What is expected: Return each line of the data below unchanged, please.

Exercise input:
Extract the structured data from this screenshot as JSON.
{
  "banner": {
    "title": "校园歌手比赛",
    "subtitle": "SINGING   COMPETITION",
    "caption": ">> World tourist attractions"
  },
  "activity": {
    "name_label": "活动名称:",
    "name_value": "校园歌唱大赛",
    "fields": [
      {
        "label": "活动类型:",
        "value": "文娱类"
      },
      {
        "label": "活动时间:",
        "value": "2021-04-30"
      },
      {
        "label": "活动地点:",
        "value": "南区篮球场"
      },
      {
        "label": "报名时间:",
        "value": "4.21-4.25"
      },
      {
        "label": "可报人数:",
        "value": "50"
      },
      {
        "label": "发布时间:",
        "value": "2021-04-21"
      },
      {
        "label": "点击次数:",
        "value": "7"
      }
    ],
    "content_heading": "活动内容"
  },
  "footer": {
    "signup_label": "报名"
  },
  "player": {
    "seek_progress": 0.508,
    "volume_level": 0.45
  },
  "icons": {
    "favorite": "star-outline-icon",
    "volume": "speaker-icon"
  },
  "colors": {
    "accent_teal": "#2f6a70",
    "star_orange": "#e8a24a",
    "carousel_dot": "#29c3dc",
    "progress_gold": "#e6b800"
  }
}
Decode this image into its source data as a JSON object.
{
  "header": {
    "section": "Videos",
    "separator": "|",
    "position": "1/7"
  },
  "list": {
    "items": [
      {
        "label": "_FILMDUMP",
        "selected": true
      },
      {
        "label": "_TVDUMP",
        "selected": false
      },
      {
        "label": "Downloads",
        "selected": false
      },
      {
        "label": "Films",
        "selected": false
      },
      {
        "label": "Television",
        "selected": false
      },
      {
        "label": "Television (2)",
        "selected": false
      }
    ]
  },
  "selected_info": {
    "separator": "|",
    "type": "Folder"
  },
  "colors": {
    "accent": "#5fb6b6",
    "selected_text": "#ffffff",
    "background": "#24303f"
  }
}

Output for this exercise:
Extract the structured data from this screenshot as JSON.
{
  "banner": {
    "title": "校园歌手比赛",
    "subtitle": "SINGING   COMPETITION",
    "caption": ">> World tourist attractions"
  },
  "activity": {
    "name_label": "活动名称:",
    "name_value": "校园歌唱大赛",
    "fields": [
      {
        "label": "活动类型:",
        "value": "文娱类"
      },
      {
        "label": "活动时间:",
        "value": "2021-04-30"
      },
      {
        "label": "活动地点:",
        "value": "南区篮球场"
      },
      {
        "label": "报名时间:",
        "value": "4.21-4.25"
      },
      {
        "label": "可报人数:",
        "value": "50"
      },
      {
        "label": "发布时间:",
        "value": "2021-04-21"
      },
      {
        "label": "点击次数:",
        "value": "7"
      }
    ],
    "content_heading": "活动内容"
  },
  "footer": {
    "signup_label": "报名"
  },
  "player": {
    "seek_progress": 0.508,
    "volume_level": 0.45
  },
  "icons": {
    "favorite": "star-outline-icon",
    "volume": "speaker-icon"
  },
  "colors": {
    "accent_teal": "#2f6a70",
    "star_orange": "#e8a24a",
    "carousel_dot": "#29c3dc",
    "progress_gold": "#e6b800"
  }
}
Decode this image into its source data as a JSON object.
{
  "header": {
    "section": "Videos",
    "separator": "|",
    "position": "1/7"
  },
  "list": {
    "items": [
      {
        "label": "_FILMDUMP",
        "selected": true
      },
      {
        "label": "_TVDUMP",
        "selected": false
      },
      {
        "label": "Downloads",
        "selected": false
      },
      {
        "label": "Films",
        "selected": false
      },
      {
        "label": "Television",
        "selected": false
      },
      {
        "label": "Television (2)",
        "selected": false
      }
    ]
  },
  "selected_info": {
    "separator": "|",
    "type": "Folder"
  },
  "colors": {
    "accent": "#5fb6b6",
    "selected_text": "#ffffff",
    "background": "#24303f"
  }
}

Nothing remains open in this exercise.